On a percentage basis, paying that much extra is annoying for a watch that is otherwise the same. But really, that upfront cost is inconsequential; what you really need to keep in mind is the ongoing cost of that LTE connection for your watch.

It's more money upfront and another $10 per month as long as you use it.

Different carriers offer different plan options, but T-Mobile is the cheapest plan offering for the Galaxy Watch 3 with LTE. You'll pay an extra $10 per month just to get LTE service on your watch, and you'll have to add it to an existing T-Mobile plan. So if you have another carrier, you'll have to wait for it to support the watch before you can even consider buying one.

That's an extra $120 per year just for the connection on your watch. The question is, how much do you really need to have a dedicated connection to your smartwatch? Maybe for you, it is well worth it for your particular situation. You could find some pretty great accessories to customize your Galaxy Watch 3 for that kind of money.

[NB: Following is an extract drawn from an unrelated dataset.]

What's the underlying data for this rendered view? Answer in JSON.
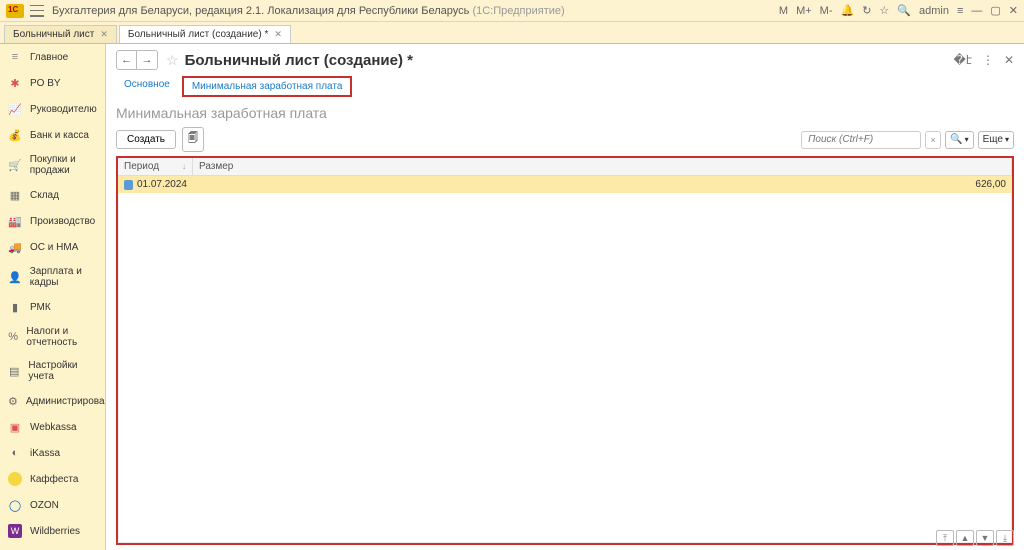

LTE doesn't give you a whole lot

The extra ongoing cost is tough to swallow because a mobile data connection doesn't add much to the Galaxy Watch 3 experience.

You can receive calls and messages, but you can't really accomplish much on this small screen.

The main benefit is the ability to make and receive calls and messages on your watch when you're not near your phone. That means you could go on a run or a bike ride miles away from your phone but still get important contact from people directly. Calls are handled via the watch's speaker or over Bluetooth headphones. The functionality isn't just limited to SMS, either — you get a proper remote connection to your phone so that it can mirror any notification from your phone to the watch. You can't do much on this little circular watch's display regarding the notification, but you at least get it.

You can also use that LTE connection for apps and widgets on the watch, again without the assistance of a phone. You can stream music from Spotify, and you can get up-to-date information like the weather and news headlines delivered to your wrist anywhere you are.

Samsung Galaxy Watch 3

Source: Hayato Huseman / Android Central (Image credit: Source: Hayato Huseman / Android Central)

Those are only useful features for a tiny set of people, though. Most of us have our phone nearby most (if not all) of the time, and the standard Galaxy Watch 3 has Wi-Fi for a remote connection. Spotify can cache playlists to the local storage on the watch for runs or rides, and most of the apps on the watch can't do a whole lot considering the size of the screen, making that information less useful than you'd think.

And when it comes to tracking those outdoor runs or rides, GPS works just fine on the watch regardless of whether you also have an LTE connection.

Battery life takes a hit

And as a trade-off for that extra LTE functionality, you get lower battery life. It's pretty intuitive: Bluetooth is much more energy-efficient than LTE, so every minute you're using that mobile data connection, it's using the extra battery. So if you take a run and stream Spotify for an hour over mobile data, you could take a sizable chunk out of your battery.

The standard Galaxy Watch 3 can make it anywhere between one and four days on a charge, depending on which model you get and how you configure its settings. Still, you can expect to cut a couple of hours per day off of each of those estimates if you use LTE regularly.

Should you still consider a Galaxy Watch 3 at all?

The Samsung Galaxy Watch 3, LTE or Bluetooth only, is excellent. Still, if you heard the news about Google and Samsung working together on a new operating system for smartwatches — you might be wondering if getting a Galaxy Watch 3 is worth it. The answer is still a yes, mostly because Samsung has three years of support for its Galaxy Watch lineup.

With the Galaxy Watch 3's launch in August 2020, it still has a good while before it's put out to pasture. So, unless you want to be sure that your smartwatch purchase lasts beyond August 2023, that Galaxy Watch 3 is still an excellent option.

Chris Wedel
Smart Home Writer
Chris Wedel is a fan of all things tech and gadgets. Living in rural Kansas with his wife and two young boys makes finding ways to get and stay online tricky. By utilizing his years of experience with the tech and mobile communications industries — success is assured. When not conquering connectivity challenges and testing new gadgets, he enjoys cruising a gravel road in his UTV with some good tunes.